What’s your most embarrassing professional moment?
Melissa: I have an embarrassing moment that is about to trump all embarrassing moments. So I’m in New York, I’m pitching editors, going from outlet to outlet, so… I have on my white dress—it’s spring…I have my SunChips and my Vitamin Water…so my hands are full and I’m going on top of the subway grate. So the subway comes under and my dress goes above my head. 

Kitsy: She pulls a Marilyn Monroe.

Melissa: I see nothing but white. And my Vitamin Water is open. I’ve got an appointment and so in that moment, I think, ‘Don’t spill the Vitamin Water on your dress.’ So I’m trying to get my stuff down, and I didn’t think to step off the subway grate [so] the wind would stop. And as soon as I stepped off, I look…and all these men are standing outside the electronic stores just smiling.

Is there something that you bought recently that you can’t wait to wear?
Kitsy: I actually just recently purchased a dress at Sandpiper, and it’s a real cute, bright, plaid, backless—I think it’s Alison + Olivia, and I’m really excited about that, but my legs need to see the sun first.

Melissa: I haven’t purchased anything recently, and I refuse to until I get all the baby weight off. I have these Marc Jacobs pants hanging in the closet and I say, ‘You will get into those.’ So I refuse to purchase at this moment.

How do you two work together?
Melissa: It’s funny because we do have different personalities, but we complement each other really well.

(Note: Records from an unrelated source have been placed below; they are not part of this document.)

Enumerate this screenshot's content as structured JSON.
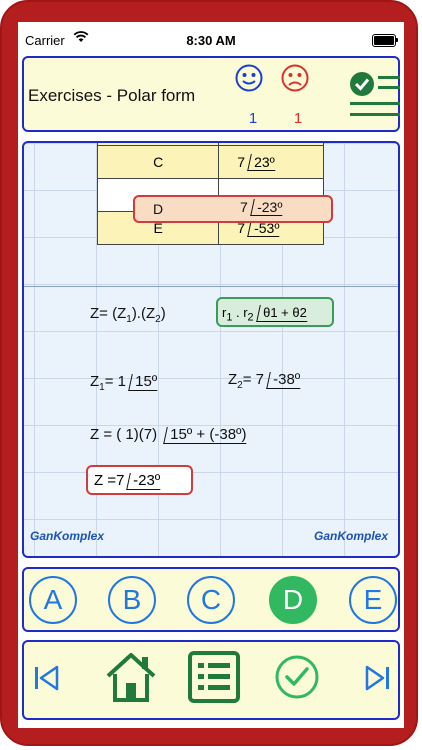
{
  "status": {
    "carrier": "Carrier",
    "time": "8:30 AM"
  },
  "header": {
    "title": "Exercises - Polar form",
    "correct_count": "1",
    "wrong_count": "1"
  },
  "table": {
    "rows": [
      {
        "label": "C",
        "magnitude": "7",
        "angle": "23º"
      },
      {
        "label": "D",
        "magnitude": "7",
        "angle": "-23º"
      },
      {
        "label": "E",
        "magnitude": "7",
        "angle": "-53º"
      }
    ]
  },
  "work": {
    "eq1_text": "Z= (Z",
    "eq1_sub1": "1",
    "eq1_mid": ").(Z",
    "eq1_sub2": "2",
    "eq1_end": ")",
    "rule_text": "r",
    "rule_sub1": "1",
    "rule_dot": " . r",
    "rule_sub2": "2",
    "rule_angle": "θ1 + θ2",
    "z1_prefix": "Z",
    "z1_sub": "1",
    "z1_value": "= 1",
    "z1_angle": "15º",
    "z2_prefix": "Z",
    "z2_sub": "2",
    "z2_value": "= 7",
    "z2_angle": "-38º",
    "eq3_text": "Z = ( 1)(7)",
    "eq3_angle": "15º + (-38º)",
    "result_text": "Z =7",
    "result_angle": "-23º",
    "brand_left": "GanKomplex",
    "brand_right": "GanKomplex"
  },
  "choices": [
    {
      "label": "A",
      "active": false
    },
    {
      "label": "B",
      "active": false
    },
    {
      "label": "C",
      "active": false
    },
    {
      "label": "D",
      "active": true
    },
    {
      "label": "E",
      "active": false
    }
  ],
  "colors": {
    "panel_border": "#1f2bc9",
    "panel_bg": "#fbfbd8",
    "choice_blue": "#2277e0",
    "correct_green": "#31b860",
    "wrong_red": "#d03b3b",
    "phone_red": "#b51e1e"
  },
  "icons": {
    "nav": [
      "first-icon",
      "home-icon",
      "list-icon",
      "check-icon",
      "last-icon"
    ]
  }
}
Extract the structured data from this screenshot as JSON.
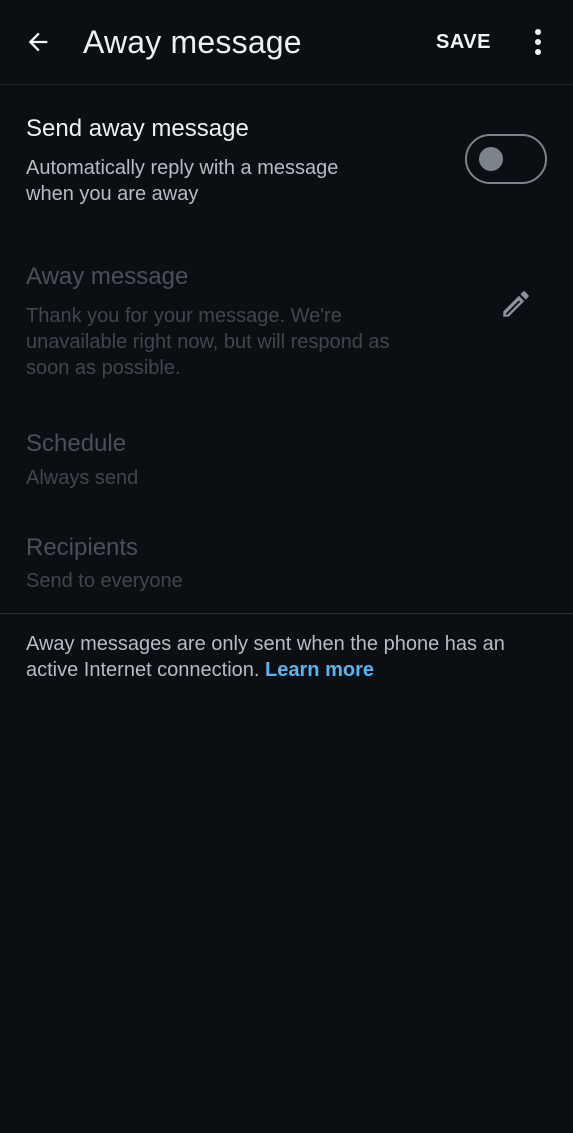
{
  "appbar": {
    "back_icon": "arrow-back-icon",
    "title": "Away message",
    "save_label": "SAVE",
    "more_icon": "more-vert-icon"
  },
  "send_away": {
    "title": "Send away message",
    "subtitle_line1": "Automatically reply with a message",
    "subtitle_line2": "when you are away",
    "enabled": false
  },
  "message": {
    "title": "Away message",
    "line1": "Thank you for your message. We're",
    "line2": "unavailable right now, but will respond as",
    "line3": "soon as possible.",
    "edit_icon": "pencil-icon"
  },
  "schedule": {
    "title": "Schedule",
    "value": "Always send"
  },
  "recipients": {
    "title": "Recipients",
    "value": "Send to everyone"
  },
  "footer": {
    "text": "Away messages are only sent when the phone has an active Internet connection.",
    "link": "Learn more"
  },
  "colors": {
    "background": "#0b0f14",
    "link": "#5ab4f0",
    "disabled_text": "#4a5058"
  }
}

She is very organized and very together. Somehow she’s able to balance that creativity with the organization. 

Kitsy: She calms me. But as far as work-wise, I think we have a lot of the same strengths, but [we divide things accordingly]. I love the media and the pitching. And I really like the knack of the local media; I’ve been doing it for 12 years now (you know since I was 16 of course). Melissa is really good at the branding and the national pitching, Web site content. She kind of does a little more of the marketing, and I do a lot more of the true PR.

What famous girl duo would you two compare yourselves to?
Kitsy: There is none like us. And you wouldn’t want us to sing.

What advice would you give to other friends or family members getting into business together?
Kitsy: Just really sticking to your passion and your strengths, but not being afraid to step outside of your comfort zone and break down boundaries and barriers. You can’t take no for an answer; you’ve got to go around and figure out another way.

As far as our partnership goes, we have worked together for three years, and we have had our disagreements [but] it’s how you get through the bad times. You learn to walk away and rebound from them, and you come out stronger and more connected. And we have a lot of respect for each other. And I love her.

 Melissa: Don’t cry.